Problem description: Copy each line below that has "What".

Website and app data records
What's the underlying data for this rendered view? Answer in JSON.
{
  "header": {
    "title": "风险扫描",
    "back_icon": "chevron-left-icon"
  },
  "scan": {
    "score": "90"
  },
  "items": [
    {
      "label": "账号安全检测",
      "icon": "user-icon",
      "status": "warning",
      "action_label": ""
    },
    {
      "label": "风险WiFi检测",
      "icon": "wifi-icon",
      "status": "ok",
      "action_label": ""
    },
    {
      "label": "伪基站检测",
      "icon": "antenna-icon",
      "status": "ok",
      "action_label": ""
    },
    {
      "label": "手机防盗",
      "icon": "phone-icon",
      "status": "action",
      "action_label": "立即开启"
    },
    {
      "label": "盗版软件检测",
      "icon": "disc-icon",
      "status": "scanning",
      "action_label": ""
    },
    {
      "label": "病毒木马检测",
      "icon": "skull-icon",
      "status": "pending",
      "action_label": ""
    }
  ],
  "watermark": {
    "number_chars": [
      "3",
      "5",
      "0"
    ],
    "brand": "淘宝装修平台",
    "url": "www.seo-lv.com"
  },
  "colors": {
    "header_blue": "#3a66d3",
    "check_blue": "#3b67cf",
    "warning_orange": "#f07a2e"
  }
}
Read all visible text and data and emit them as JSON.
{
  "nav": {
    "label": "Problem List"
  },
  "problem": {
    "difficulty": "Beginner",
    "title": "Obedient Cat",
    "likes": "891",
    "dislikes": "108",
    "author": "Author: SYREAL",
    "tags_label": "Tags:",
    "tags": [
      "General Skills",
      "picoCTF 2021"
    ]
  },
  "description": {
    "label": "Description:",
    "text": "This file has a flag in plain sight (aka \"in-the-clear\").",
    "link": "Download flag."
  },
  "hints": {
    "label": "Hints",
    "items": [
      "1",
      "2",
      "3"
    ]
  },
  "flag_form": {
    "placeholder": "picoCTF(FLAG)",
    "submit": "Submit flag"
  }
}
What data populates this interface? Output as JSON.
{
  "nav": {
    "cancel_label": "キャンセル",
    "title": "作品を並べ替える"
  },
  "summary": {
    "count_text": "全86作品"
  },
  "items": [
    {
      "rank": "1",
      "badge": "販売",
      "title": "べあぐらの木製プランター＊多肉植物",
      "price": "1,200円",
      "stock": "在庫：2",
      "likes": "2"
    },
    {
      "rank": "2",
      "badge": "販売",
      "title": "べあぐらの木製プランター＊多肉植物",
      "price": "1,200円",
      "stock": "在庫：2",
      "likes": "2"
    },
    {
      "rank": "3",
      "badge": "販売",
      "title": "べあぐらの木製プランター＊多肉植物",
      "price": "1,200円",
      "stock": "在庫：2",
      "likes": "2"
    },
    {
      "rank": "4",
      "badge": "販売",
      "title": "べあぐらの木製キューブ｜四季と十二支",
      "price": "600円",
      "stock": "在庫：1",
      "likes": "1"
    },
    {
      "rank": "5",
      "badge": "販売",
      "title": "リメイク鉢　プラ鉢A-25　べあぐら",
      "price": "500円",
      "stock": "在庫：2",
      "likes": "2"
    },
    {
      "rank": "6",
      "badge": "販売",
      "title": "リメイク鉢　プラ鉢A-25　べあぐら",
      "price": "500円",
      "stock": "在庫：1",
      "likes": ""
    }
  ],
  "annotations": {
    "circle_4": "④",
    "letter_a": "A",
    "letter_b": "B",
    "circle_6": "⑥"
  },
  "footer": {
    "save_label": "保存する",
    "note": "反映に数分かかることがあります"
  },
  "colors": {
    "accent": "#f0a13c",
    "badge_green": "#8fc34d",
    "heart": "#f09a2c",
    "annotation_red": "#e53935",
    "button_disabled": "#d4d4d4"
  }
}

Final answer:
What's the underlying data for this rendered view? Answer in JSON.
What data populates this interface? Output as JSON.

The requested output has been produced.